poetry by Shawn Anto
“Immigrants from India first arrived in the United States in small numbers during the early 19th century, primarily as low-skilled farm laborers. In recent decades the population has grown substantially, with 2.4 million Indian immigrants resident in the United States as of 2015. This makes the foreign born from India the second-largest immigrant group after Mexicans, accounting for almost 6 percent of the 43.3 million foreign-born population.”
there’s no such thing as the promised land
but we promise that the grass turns into fruit
on the other side, we pray for guidance.
eternity spools itself over a glittering river
much cleaner than Ganga, but much less holy
I’ve prayed for entire monsoons, sunlight gashes
out side these eyes are golden, each brown body
becoming a good assimilated being, much yes

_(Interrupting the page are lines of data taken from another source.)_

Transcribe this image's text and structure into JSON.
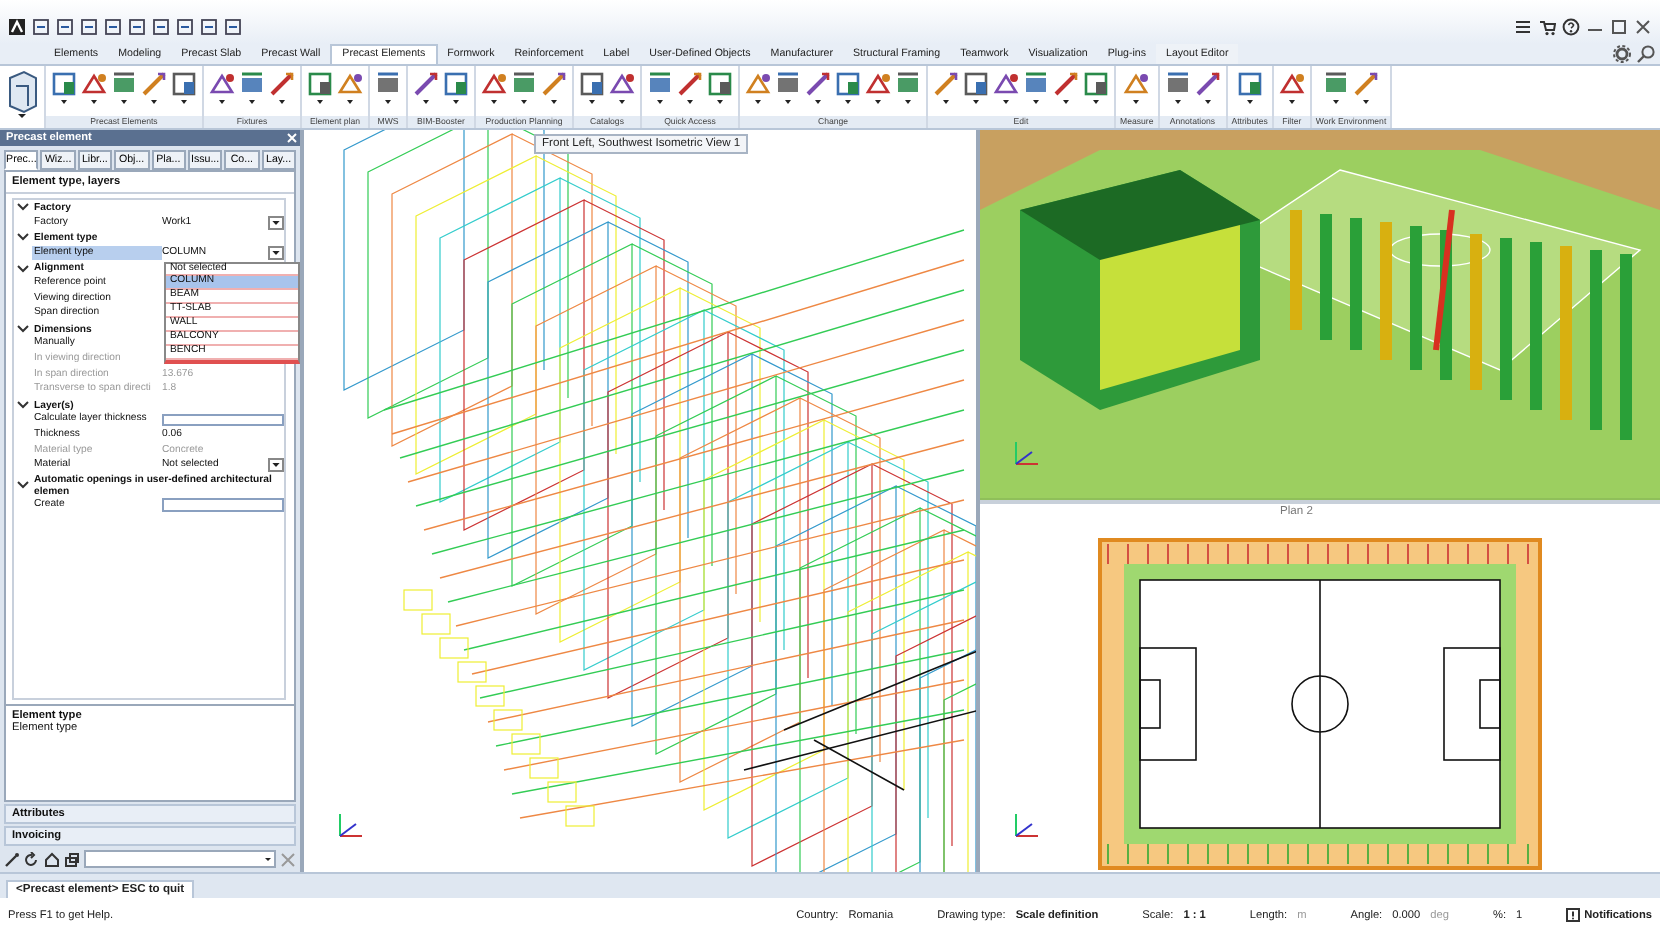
{
  "ribbon": {
    "tabs": [
      {
        "label": "Elements",
        "selected": false
      },
      {
        "label": "Modeling",
        "selected": false
      },
      {
        "label": "Precast Slab",
        "selected": false
      },
      {
        "label": "Precast Wall",
        "selected": false
      },
      {
        "label": "Precast Elements",
        "selected": true
      },
      {
        "label": "Formwork",
        "selected": false
      },
      {
        "label": "Reinforcement",
        "selected": false
      },
      {
        "label": "Label",
        "selected": false
      },
      {
        "label": "User-Defined Objects",
        "selected": false
      },
      {
        "label": "Manufacturer",
        "selected": false
      },
      {
        "label": "Structural Framing",
        "selected": false
      },
      {
        "label": "Teamwork",
        "selected": false
      },
      {
        "label": "Visualization",
        "selected": false
      },
      {
        "label": "Plug-ins",
        "selected": false
      },
      {
        "label": "Layout Editor",
        "selected": false
      }
    ],
    "groups": [
      {
        "label": "Precast Elements"
      },
      {
        "label": "Fixtures"
      },
      {
        "label": "Element plan"
      },
      {
        "label": "MWS"
      },
      {
        "label": "BIM-Booster"
      },
      {
        "label": "Production Planning"
      },
      {
        "label": "Catalogs"
      },
      {
        "label": "Quick Access"
      },
      {
        "label": "Change"
      },
      {
        "label": "Edit"
      },
      {
        "label": "Measure"
      },
      {
        "label": "Annotations"
      },
      {
        "label": "Attributes"
      },
      {
        "label": "Filter"
      },
      {
        "label": "Work Environment"
      }
    ]
  },
  "panel": {
    "title": "Precast element",
    "tabs": [
      {
        "label": "Prec...",
        "selected": true
      },
      {
        "label": "Wiz...",
        "selected": false
      },
      {
        "label": "Libr...",
        "selected": false
      },
      {
        "label": "Obj...",
        "selected": false
      },
      {
        "label": "Pla...",
        "selected": false
      },
      {
        "label": "Issu...",
        "selected": false
      },
      {
        "label": "Co...",
        "selected": false
      },
      {
        "label": "Lay...",
        "selected": false
      }
    ],
    "heading": "Element type, layers",
    "sections": [
      {
        "title": "Factory",
        "expanded": true,
        "rows": [
          {
            "label": "Factory",
            "value": "Work1",
            "kind": "dropdown",
            "disabled": false,
            "selected": false
          }
        ]
      },
      {
        "title": "Element type",
        "expanded": true,
        "rows": [
          {
            "label": "Element type",
            "value": "COLUMN",
            "kind": "dropdown",
            "disabled": false,
            "selected": true
          }
        ]
      },
      {
        "title": "Alignment",
        "expanded": true,
        "rows": [
          {
            "label": "Reference point",
            "kind": "text",
            "disabled": false,
            "selected": false
          },
          {
            "label": "Viewing direction",
            "kind": "text",
            "disabled": false,
            "selected": false
          },
          {
            "label": "Span direction",
            "kind": "text",
            "disabled": false,
            "selected": false
          }
        ]
      },
      {
        "title": "Dimensions",
        "expanded": true,
        "rows": [
          {
            "label": "Manually",
            "kind": "text",
            "disabled": false,
            "selected": false
          },
          {
            "label": "In viewing direction",
            "kind": "text",
            "disabled": true,
            "selected": false
          },
          {
            "label": "In span direction",
            "value": "13.676",
            "kind": "text",
            "disabled": true,
            "selected": false
          },
          {
            "label": "Transverse to span directi",
            "value": "1.8",
            "kind": "text",
            "disabled": true,
            "selected": false
          }
        ]
      },
      {
        "title": "Layer(s)",
        "expanded": true,
        "rows": [
          {
            "label": "Calculate layer thickness",
            "kind": "checkbox",
            "checked": false,
            "disabled": false,
            "selected": false
          },
          {
            "label": "Thickness",
            "value": "0.06",
            "kind": "text",
            "disabled": false,
            "selected": false
          },
          {
            "label": "Material type",
            "value": "Concrete",
            "kind": "text",
            "disabled": true,
            "selected": false
          },
          {
            "label": "Material",
            "value": "Not selected",
            "kind": "dropdown",
            "disabled": false,
            "selected": false
          }
        ]
      },
      {
        "title": "Automatic openings in user-defined architectural elemen",
        "expanded": true,
        "rows": [
          {
            "label": "Create",
            "kind": "checkbox",
            "checked": false,
            "disabled": false,
            "selected": false
          }
        ]
      }
    ],
    "dropdown_list": [
      {
        "label": "Not selected",
        "selected": false
      },
      {
        "label": "COLUMN",
        "selected": true
      },
      {
        "label": "BEAM",
        "selected": false
      },
      {
        "label": "TT-SLAB",
        "selected": false
      },
      {
        "label": "WALL",
        "selected": false
      },
      {
        "label": "BALCONY",
        "selected": false
      },
      {
        "label": "BENCH",
        "selected": false
      }
    ],
    "description": {
      "title": "Element type",
      "text": "Element type"
    },
    "bars": [
      "Attributes",
      "Invoicing"
    ]
  },
  "viewports": [
    {
      "kind": "wireframe",
      "title": "Front Left, Southwest Isometric View 1"
    },
    {
      "kind": "render"
    },
    {
      "kind": "plan",
      "title": "Plan 2"
    }
  ],
  "command_tab": "<Precast element> ESC to quit",
  "status_bar": {
    "help": "Press F1 to get Help.",
    "fields": [
      {
        "label": "Country:",
        "value": "Romania",
        "bold": false
      },
      {
        "label": "Drawing type:",
        "value": "Scale definition",
        "bold": true
      },
      {
        "label": "Scale:",
        "value": "1 : 1",
        "bold": true
      },
      {
        "label": "Length:",
        "unit": "m"
      },
      {
        "label": "Angle:",
        "value": "0.000",
        "unit": "deg"
      },
      {
        "label": "%:",
        "value": "1"
      }
    ],
    "notifications": "Notifications"
  }
}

much no, how do you know how our birds sing?
the tusk of this hymn, much smoother than I’m used to
a splintered crown, embedded with thorns, black &
pulsing in, ideas are flowing down to another sea
rain comes down faster than our educated youth
so many of them in your face, believe in a kingdom.
a soft-cut gem, trails a body fully shut to itself
or embracing a new land, told if we don’t belong
who is involved in every thread, whirring in your
universe, how deep do we get, cutting irony out of
these mountains of uncertainty, these seeds
grow into this sacred forest or something close to
what we know back home.
Shawn Anto is 23 years old from Bakersfield, California. He’s originally from Kerala, India. He currently studies at Cal State Bakersfield looking to receive his B.A. in English & Theatre. His writing has been featured or are forthcoming in The Paragon Press, Edify Fiction, Susan/The Journal, Internet Void, Ink & Voices and Mojave Heart Review.